- What is being asked:
Copy out every line of the data where the word "Appearance" is found.

- Supplied records:
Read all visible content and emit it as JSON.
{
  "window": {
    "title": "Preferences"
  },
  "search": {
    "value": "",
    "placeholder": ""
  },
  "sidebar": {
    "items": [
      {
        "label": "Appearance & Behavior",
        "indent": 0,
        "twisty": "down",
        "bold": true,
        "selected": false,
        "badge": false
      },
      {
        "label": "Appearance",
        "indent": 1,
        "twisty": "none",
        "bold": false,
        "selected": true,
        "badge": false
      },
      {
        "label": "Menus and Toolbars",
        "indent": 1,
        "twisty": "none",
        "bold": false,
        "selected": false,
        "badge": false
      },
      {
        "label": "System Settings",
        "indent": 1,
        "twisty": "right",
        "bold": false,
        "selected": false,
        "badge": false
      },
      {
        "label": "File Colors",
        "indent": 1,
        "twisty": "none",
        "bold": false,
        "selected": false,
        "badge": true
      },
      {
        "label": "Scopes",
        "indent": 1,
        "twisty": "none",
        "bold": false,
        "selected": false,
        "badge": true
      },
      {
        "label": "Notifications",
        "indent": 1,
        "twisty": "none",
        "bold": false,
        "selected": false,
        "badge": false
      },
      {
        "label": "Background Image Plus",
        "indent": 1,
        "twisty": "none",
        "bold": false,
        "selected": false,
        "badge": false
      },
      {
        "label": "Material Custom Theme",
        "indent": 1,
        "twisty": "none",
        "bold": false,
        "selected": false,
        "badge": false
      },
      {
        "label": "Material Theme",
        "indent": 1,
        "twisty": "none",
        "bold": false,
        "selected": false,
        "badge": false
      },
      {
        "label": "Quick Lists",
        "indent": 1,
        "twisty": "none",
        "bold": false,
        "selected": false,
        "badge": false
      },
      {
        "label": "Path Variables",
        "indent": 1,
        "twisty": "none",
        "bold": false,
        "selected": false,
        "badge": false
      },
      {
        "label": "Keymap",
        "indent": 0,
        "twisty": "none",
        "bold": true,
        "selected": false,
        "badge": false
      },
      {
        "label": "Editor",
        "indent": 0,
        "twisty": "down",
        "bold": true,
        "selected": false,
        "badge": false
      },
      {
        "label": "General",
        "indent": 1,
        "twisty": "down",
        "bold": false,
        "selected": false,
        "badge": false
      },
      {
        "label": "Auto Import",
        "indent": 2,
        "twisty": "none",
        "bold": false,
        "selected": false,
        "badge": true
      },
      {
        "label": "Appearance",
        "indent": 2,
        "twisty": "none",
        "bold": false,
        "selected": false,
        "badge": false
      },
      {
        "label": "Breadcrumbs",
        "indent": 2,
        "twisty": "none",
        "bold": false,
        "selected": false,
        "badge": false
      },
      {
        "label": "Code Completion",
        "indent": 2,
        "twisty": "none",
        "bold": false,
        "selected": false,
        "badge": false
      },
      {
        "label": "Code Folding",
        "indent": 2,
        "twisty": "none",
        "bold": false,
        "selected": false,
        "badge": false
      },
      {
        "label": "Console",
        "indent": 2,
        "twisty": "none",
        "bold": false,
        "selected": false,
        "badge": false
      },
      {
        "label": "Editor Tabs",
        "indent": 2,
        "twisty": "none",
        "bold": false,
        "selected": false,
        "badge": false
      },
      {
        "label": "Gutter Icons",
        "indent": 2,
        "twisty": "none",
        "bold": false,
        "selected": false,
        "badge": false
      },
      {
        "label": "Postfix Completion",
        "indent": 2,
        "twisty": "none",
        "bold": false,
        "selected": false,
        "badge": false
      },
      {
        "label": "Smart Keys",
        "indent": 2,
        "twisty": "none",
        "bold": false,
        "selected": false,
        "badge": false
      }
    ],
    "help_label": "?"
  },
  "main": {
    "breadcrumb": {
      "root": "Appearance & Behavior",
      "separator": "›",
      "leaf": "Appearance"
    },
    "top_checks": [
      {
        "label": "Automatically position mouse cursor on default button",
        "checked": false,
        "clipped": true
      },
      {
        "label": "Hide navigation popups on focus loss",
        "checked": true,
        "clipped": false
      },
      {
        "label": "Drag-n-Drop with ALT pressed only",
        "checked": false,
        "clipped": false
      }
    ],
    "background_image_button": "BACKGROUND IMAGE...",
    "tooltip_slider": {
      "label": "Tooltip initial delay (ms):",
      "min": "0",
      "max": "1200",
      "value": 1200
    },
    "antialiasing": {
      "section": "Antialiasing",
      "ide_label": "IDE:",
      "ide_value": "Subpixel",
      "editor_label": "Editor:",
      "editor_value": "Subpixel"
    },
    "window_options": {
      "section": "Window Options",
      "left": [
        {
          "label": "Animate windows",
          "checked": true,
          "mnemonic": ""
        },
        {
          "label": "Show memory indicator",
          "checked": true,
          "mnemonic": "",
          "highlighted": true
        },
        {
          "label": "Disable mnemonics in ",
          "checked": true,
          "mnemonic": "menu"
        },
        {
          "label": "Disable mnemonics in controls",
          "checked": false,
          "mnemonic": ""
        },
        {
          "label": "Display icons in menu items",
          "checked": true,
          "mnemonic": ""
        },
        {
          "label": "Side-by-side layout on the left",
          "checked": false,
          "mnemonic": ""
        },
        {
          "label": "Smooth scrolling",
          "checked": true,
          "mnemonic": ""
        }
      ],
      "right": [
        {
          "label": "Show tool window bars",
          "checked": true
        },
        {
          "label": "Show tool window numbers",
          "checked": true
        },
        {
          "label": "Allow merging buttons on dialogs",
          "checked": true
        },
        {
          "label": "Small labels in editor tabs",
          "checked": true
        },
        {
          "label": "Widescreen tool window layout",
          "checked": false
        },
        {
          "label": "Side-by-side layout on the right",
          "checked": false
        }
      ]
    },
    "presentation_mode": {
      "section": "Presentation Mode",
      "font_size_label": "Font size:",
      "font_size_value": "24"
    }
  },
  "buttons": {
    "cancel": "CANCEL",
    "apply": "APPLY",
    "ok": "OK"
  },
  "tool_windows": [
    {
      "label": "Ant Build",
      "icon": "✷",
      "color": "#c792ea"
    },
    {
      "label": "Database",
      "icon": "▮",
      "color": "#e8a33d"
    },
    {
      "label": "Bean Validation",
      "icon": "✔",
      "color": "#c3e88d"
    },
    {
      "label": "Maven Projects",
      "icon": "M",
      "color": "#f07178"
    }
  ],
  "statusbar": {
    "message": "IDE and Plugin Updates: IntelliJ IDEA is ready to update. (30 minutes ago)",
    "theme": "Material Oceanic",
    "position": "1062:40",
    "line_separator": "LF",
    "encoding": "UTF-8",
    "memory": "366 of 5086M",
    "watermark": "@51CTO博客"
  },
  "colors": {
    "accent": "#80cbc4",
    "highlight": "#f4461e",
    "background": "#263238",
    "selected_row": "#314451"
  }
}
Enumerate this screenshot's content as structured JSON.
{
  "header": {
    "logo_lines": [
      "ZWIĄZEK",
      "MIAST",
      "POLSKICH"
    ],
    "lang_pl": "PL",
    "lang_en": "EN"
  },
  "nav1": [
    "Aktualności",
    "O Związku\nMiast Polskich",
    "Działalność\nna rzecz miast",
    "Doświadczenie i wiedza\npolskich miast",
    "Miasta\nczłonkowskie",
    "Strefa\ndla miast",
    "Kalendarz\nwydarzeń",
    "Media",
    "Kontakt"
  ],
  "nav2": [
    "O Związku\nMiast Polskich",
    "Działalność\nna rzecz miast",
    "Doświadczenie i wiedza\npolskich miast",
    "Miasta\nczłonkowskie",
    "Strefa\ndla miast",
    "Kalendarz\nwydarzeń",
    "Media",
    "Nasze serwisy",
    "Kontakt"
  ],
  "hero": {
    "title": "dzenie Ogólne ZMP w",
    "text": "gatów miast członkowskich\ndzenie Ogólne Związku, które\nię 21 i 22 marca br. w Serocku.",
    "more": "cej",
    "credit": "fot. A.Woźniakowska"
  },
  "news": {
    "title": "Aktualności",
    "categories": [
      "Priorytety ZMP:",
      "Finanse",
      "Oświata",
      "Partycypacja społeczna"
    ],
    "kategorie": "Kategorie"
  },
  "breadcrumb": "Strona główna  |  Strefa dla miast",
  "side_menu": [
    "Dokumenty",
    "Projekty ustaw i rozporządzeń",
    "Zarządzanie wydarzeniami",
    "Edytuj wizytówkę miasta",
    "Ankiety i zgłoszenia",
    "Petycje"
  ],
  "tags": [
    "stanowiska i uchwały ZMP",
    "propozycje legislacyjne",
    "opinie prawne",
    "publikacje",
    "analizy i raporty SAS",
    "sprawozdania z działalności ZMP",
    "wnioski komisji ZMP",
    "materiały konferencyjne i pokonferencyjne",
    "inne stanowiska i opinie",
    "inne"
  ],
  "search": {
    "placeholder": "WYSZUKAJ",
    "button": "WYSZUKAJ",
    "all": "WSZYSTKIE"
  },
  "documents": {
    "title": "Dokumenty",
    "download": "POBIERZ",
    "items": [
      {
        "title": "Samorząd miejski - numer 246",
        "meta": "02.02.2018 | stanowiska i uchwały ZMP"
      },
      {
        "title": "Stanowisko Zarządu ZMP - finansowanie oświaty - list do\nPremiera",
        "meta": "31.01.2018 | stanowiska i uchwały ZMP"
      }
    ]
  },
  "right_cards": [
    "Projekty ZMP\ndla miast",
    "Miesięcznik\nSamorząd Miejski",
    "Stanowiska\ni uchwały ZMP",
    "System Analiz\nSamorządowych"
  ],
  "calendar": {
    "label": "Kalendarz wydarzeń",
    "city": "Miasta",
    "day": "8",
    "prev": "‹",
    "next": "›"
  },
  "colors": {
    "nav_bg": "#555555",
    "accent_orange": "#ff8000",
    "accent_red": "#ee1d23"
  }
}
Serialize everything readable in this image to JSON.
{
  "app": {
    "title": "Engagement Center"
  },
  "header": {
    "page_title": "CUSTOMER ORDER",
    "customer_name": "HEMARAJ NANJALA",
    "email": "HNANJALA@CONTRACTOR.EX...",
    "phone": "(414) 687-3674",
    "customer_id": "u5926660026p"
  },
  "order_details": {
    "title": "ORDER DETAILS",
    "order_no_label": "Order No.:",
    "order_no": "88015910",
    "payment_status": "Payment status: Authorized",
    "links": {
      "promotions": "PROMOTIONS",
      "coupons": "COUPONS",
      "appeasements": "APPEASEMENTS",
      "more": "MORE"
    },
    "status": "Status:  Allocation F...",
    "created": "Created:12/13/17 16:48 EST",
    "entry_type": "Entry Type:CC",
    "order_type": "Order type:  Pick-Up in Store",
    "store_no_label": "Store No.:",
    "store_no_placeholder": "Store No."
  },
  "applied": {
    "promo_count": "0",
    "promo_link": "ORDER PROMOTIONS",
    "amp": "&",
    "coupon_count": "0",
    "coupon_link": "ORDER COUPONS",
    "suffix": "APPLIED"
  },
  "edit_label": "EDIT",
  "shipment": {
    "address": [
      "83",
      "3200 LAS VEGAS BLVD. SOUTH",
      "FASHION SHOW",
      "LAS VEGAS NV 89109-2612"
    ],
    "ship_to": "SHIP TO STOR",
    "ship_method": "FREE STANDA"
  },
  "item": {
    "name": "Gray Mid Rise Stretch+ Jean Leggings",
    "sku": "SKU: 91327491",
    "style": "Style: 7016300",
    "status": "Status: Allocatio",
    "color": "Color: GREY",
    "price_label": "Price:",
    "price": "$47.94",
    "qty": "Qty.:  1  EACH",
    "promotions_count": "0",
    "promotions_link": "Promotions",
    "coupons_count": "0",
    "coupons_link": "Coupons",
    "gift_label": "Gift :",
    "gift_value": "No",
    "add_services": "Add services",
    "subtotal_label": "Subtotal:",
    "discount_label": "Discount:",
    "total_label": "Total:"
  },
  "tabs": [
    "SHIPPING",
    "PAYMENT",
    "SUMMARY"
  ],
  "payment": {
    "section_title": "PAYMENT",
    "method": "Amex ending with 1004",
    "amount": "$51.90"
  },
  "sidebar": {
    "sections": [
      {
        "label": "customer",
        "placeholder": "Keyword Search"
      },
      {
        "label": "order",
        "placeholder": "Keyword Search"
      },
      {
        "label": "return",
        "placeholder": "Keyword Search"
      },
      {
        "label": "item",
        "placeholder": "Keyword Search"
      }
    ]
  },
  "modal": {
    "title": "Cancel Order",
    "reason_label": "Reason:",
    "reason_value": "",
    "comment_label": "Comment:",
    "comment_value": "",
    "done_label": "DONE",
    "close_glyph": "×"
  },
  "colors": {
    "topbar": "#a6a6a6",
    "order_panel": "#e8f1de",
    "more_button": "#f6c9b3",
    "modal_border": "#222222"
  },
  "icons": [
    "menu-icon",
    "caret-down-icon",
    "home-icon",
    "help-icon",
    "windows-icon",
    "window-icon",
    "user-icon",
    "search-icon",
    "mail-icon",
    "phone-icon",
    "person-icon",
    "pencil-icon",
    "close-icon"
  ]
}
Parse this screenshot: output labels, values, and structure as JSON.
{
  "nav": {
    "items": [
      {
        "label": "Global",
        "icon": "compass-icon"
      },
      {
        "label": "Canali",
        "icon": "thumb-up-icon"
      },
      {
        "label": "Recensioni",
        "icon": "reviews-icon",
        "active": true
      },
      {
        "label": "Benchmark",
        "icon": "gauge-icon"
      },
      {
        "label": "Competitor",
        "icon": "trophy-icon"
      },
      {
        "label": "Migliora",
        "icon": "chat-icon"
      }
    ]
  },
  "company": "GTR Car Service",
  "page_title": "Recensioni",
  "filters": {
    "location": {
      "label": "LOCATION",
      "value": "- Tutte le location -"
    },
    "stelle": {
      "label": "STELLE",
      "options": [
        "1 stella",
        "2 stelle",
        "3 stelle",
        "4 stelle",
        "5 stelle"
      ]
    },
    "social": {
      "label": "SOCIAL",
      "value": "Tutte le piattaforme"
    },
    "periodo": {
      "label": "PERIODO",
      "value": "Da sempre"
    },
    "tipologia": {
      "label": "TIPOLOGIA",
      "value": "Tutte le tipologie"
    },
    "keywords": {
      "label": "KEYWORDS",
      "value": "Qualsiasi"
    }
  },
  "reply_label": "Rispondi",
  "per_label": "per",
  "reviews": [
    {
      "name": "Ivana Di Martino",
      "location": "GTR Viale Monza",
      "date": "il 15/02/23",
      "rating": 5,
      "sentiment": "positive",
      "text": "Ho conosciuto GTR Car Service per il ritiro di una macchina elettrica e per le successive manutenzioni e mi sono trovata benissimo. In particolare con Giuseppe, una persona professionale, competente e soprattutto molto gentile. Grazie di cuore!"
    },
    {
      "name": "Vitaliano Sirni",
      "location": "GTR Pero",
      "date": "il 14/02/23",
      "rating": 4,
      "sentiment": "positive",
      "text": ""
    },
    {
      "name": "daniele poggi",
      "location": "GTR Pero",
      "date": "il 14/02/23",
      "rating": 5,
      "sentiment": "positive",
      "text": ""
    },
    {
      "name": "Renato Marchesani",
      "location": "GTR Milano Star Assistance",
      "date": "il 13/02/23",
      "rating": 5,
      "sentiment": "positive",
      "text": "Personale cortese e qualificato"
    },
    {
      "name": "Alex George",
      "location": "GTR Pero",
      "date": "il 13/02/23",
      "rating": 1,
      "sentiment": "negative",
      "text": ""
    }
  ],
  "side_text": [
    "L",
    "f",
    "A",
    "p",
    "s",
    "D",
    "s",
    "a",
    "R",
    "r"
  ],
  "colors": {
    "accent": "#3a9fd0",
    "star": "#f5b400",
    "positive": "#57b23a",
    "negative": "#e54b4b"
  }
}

- Output:
        "label": "Appearance & Behavior",
        "label": "Appearance",
        "label": "Appearance",
      "root": "Appearance & Behavior",
      "leaf": "Appearance"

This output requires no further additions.